We hear time and time again from the plumbers, electricians, builders and other tradespeople we deal with – cash flow is their biggest bugbear!
When we start delving into the ins and outs of their monthly accounts, however (namely what’s coming in and what’s going out), it’s often the case that they haven’t got a handle on exactly how much their business costs to run.
How can you work out what you need to bring in, if you’re not quite sure what money is due to come out each month? If you don’t know what overheads you have to cover, you can’t work out your pricing to ensure your profit can cover them.
- What regular expenditure or operating costs do you have?
- What will your phone and other bills cost?
- Are you outsourcing services, like accountancy or admin? When are these costs due?
- What consumables will you need for the jobs you have planned in?

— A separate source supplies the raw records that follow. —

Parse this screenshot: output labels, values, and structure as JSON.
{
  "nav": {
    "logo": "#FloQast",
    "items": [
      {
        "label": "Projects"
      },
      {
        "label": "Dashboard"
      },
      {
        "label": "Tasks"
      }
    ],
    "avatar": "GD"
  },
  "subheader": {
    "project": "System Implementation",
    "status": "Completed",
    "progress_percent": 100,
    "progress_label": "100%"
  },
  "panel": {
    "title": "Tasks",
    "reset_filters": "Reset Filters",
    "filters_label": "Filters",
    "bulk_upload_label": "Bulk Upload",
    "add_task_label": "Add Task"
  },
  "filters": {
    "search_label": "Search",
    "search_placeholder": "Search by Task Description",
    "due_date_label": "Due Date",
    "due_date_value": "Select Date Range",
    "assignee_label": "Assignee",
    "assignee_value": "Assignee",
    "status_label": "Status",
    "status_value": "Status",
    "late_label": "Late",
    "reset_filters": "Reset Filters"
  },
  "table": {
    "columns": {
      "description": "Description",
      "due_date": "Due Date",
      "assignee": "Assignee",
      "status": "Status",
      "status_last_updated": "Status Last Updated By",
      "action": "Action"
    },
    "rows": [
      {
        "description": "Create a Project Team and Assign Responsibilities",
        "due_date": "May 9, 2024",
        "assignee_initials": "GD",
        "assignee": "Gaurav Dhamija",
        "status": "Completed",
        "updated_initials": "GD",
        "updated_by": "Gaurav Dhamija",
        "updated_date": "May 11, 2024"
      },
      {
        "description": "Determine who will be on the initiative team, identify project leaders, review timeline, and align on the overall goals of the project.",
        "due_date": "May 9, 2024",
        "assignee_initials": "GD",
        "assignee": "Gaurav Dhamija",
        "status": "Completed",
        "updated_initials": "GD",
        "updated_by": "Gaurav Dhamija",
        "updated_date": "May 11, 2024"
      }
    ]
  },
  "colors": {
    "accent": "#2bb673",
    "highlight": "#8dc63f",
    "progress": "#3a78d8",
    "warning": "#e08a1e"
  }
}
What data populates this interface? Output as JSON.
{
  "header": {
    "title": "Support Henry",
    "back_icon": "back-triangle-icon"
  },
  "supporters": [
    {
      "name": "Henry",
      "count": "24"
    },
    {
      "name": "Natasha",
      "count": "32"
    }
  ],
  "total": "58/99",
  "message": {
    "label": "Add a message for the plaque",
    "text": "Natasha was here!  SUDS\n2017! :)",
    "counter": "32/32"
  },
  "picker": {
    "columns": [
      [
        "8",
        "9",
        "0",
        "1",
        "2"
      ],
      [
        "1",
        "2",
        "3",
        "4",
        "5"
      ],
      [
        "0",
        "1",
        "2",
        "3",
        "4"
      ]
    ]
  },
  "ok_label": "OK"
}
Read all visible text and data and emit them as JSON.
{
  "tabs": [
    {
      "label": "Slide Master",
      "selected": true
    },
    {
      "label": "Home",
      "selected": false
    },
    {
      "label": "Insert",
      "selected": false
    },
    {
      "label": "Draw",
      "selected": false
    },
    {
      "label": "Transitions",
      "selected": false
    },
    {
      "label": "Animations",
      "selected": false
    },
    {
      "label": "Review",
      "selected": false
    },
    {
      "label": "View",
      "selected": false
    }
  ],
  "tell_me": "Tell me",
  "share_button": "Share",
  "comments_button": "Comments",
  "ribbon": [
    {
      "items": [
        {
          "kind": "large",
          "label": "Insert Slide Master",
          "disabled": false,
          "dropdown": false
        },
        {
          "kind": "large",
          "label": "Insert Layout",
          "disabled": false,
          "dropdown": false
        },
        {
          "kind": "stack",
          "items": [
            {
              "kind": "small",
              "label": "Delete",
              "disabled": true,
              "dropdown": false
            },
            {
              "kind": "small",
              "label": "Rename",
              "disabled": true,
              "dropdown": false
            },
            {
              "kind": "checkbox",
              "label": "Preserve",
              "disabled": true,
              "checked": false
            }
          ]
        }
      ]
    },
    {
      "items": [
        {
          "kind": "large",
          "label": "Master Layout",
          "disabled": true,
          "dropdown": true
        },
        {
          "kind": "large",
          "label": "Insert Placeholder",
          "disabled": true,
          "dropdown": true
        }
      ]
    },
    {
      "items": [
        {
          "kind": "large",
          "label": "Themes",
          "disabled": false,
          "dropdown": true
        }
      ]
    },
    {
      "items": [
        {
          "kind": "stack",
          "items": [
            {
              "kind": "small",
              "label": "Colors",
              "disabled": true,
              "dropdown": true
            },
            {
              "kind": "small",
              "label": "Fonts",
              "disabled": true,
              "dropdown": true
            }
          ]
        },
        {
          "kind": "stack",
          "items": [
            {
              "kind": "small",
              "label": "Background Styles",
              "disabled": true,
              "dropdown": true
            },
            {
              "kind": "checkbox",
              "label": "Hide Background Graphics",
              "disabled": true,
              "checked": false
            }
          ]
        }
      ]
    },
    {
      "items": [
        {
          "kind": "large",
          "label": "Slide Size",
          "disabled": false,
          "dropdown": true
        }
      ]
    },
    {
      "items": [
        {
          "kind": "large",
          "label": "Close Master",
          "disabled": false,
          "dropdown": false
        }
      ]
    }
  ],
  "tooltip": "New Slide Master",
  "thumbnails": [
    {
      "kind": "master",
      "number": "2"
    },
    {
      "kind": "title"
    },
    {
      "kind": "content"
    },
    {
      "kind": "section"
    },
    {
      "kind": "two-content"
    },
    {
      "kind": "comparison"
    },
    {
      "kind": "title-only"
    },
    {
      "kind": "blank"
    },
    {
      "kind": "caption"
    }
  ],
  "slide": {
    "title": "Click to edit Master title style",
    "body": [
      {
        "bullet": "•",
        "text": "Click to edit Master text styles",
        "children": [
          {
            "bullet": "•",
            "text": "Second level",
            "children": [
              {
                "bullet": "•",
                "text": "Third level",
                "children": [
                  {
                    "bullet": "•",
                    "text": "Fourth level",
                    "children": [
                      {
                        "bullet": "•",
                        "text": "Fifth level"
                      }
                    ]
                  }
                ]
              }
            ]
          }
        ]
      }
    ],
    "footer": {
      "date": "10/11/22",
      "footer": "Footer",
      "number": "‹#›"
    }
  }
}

Getting a grip on your fixed costs (that come out every month), and your variable costs (that change depending on the jobs booked in) will help you manage cash flow far better.
So, with that in mind, here’s an exercise we suggest you take time to do sooner rather than later, to help you stay in control of that irksome expenditure.
Start by listing EVERYTHING you spend money on in your business onto paper. At this stage, it doesn’t matter how big or small the cost is, or how frequently or infrequently you spend on it. Just get it down in black and white!
It might help to get your last 12 months business bank statements in front of you to remember some of the things you’ve spent money on.
These are some examples of costs you might have, but it’s not the full picture – we’re pretty sure you will think of more!
- Rents and Facilities
- Utilities: Electricity, water, and heat
- Lease or loan repayment
- Van servicing and maintenance
- Public Liability
- Tool/equipment insurance
- Van insurance
- Salaries, including your own!
- Mobile phone contract
- Office supplies and equipment
- Invoice / Receipt books
- Paper / Diary / Pens
- Computer / Printer / Print Cartridges
- Software (such as computer anti-virus software or professional admin or accounts software)
- Tools and equipment
- Work clothes and PPE
- Equipment maintenance
- Professional services
- Accountants fees
- HR support
- Marketing support
- Legal Compliance: Depending on your business, there may be costs incurred to remain compliant – whether that’s in updated training courses for employees, equipment maintenance and testing or trading licenses etc.
- Marketing and Promotion
- Flyer design and print
- Facebook advertising
- Website or website maintenance
Don’t worry if it looks like a long list at this stage. It is essential to include as much as you can. Don’t be tempted to disregard something to try and cut costs on paper. The reason behind this is to know, as close to the penny as possible, what will be going out.
Once you have a list of costs, decide which costs remain constant and which will change. What will you need more of, for example, if your workload increases?
Break your list of costs down into the following categories:
Expenses that will remain the same, regardless of the scale of project you’re working on or number of jobs being completed.
Examples might be office or factory space, van leasing and insurances, mobile phone contract etc.
Expenses that change depending on the work you’re doing. Variable costs tend to increase when you’re busy and reduce when your production dips.
Examples include costs of raw materials, electricity bills, petrol etc.
Costs that include both fixed and variable elements.
A common example of semi-variable costs is overtime wages. While the wages a company pays its regular staff is considered fixed cost, any payment for overtime work is considered a variable cost, as it increases and decreases with the company’s level of production.
Once you have your neatly categorised lists of costs, try adding values where you can. Use the last year as a benchmark.
How much did you spend each month, each quarter or each year on these items.
4. Sift and Sort
Now you know:
What you’ve spent money on in your business and how much you spent on each item.
This is a great place to be! Now think about:
- Whether every cost is necessary
- does every cost add value to your business in some way?
- Whether any can be reduced
- could you get better rates for any of the services, such as your phone contract or utilities?
- Whether any can be altered to make things easier for you and your cash flow
- could you spread the cost of expensive items or services, so you don’t suffer a big hit in one month?
5. Make profit!
Now you’ve got a clear idea of how much you need to cover costs, it’s easier to work out how you can make more profit!
There are lots of things to consider here, which is worthy of a whole other post. But here’s a few pointers to start you thinking.
- Are you pricing your jobs correctly, taking into account not only the labour and material costs, but other overheads of running your business?
- Do you need more work to fill your time and make more money?
- If you haven’t got time to take on more work, why is that? Do you need to outsource more services to free up your time, or think about taking on more staff?
- Are you chasing the right work? Should you be focusing on getting more of the higher value jobs rather than lots of smaller jobs?
By calculating the cost of running your business, you’ve taken the first major step to making your business more successful.
For more help and guidance on where to go from here, why not book a discovery call with Paul or Emma? We specialise in helping tradesmen make more money from their business, with less effort!
You can book a 15 minute call here.